Consumers rely on sources of information to learn about products and make informed purchasing decisions. In fact, one of the first factors consumer consider when evaluating product information, is the source of that information. Yet despite the importance of the source, research on this topic is sporadic, leaving my unanswered questions. This dissertation advances our understanding of how three different sources of information influence consumers' perceptions and decision making. In the first study, we examine two sources (consumer originated and third party) to determine which one dominates in a persuasion episode. We find consumers overwhelmingly prefer consumer originated versus third party sources because they believe fellow consumers convey information that is diagnostic of future product experiences. In our second study, we show how a subtle firm-dominated characteristic, firm size, influences manufacturing assumptions and purchase behavior. We find consumers prefer small to large firms for unique products, because they assume small firms have a high degree of human intervention in the manufacturing process.

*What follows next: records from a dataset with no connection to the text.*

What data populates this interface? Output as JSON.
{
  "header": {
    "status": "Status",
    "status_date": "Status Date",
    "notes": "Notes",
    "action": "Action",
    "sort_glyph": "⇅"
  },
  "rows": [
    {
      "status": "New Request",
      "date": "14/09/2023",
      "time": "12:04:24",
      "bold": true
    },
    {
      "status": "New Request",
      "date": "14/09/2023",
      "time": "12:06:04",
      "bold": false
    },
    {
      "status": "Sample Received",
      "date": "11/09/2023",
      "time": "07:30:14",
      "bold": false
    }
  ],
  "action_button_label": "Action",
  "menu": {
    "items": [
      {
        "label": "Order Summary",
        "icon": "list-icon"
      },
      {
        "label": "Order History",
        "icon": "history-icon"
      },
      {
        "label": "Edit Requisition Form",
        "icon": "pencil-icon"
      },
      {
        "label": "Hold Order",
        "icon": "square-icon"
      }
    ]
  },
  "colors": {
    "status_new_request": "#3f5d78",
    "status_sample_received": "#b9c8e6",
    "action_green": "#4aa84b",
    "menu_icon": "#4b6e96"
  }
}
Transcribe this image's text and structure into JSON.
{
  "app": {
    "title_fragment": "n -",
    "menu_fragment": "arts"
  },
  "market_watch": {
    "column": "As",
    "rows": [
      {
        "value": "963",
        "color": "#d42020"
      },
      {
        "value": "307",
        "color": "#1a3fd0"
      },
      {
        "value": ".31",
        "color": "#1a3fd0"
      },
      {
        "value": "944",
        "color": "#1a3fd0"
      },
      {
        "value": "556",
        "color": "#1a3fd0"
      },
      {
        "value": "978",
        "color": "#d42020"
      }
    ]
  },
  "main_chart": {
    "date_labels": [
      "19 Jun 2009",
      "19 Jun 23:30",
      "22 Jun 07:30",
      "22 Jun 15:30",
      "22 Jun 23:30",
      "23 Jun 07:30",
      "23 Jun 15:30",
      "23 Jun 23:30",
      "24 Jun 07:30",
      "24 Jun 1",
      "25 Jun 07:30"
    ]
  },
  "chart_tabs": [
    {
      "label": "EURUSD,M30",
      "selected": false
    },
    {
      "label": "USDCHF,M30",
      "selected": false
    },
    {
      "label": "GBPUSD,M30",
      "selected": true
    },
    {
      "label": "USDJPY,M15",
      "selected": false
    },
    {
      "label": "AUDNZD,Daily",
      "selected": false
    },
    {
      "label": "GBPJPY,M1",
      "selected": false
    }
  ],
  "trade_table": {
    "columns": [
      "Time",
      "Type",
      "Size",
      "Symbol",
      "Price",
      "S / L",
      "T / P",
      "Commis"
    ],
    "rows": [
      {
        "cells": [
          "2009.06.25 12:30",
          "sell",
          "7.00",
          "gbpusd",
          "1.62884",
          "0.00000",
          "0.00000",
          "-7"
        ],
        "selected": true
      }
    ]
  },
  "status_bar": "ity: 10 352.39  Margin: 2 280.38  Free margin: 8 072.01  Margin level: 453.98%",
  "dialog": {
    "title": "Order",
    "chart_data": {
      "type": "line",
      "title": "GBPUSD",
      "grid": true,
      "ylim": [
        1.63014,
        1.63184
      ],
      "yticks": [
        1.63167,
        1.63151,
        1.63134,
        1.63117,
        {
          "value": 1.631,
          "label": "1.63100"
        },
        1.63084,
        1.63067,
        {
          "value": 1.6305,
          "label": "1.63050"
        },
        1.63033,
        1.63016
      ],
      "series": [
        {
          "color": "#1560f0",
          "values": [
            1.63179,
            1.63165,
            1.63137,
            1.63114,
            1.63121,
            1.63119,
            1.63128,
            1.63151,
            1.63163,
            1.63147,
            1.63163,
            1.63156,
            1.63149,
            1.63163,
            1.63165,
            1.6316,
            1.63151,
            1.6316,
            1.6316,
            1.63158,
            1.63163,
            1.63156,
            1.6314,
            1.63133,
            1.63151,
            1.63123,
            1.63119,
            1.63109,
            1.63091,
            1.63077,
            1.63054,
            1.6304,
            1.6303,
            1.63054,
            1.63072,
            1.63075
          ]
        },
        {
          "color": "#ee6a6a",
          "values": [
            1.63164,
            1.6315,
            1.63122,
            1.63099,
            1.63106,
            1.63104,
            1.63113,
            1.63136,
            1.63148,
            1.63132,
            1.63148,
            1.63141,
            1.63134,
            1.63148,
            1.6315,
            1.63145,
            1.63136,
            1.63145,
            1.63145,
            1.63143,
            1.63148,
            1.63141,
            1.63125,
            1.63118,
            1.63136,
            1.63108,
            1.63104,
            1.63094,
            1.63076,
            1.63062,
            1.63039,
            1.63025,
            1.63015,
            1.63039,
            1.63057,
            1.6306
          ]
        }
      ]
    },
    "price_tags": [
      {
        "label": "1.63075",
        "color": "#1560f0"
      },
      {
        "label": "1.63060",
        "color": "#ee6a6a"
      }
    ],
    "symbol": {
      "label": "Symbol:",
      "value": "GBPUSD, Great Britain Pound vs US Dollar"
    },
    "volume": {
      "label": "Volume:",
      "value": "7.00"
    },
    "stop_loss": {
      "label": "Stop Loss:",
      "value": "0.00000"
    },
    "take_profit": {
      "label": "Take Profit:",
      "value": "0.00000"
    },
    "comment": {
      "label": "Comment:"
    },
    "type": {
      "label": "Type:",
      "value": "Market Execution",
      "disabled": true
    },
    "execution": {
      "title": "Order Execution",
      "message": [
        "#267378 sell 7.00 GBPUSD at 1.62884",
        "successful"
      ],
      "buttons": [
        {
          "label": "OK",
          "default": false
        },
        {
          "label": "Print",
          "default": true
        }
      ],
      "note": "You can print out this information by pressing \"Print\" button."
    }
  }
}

sources of product information, user reviews, expert reviews, persuasion, firm size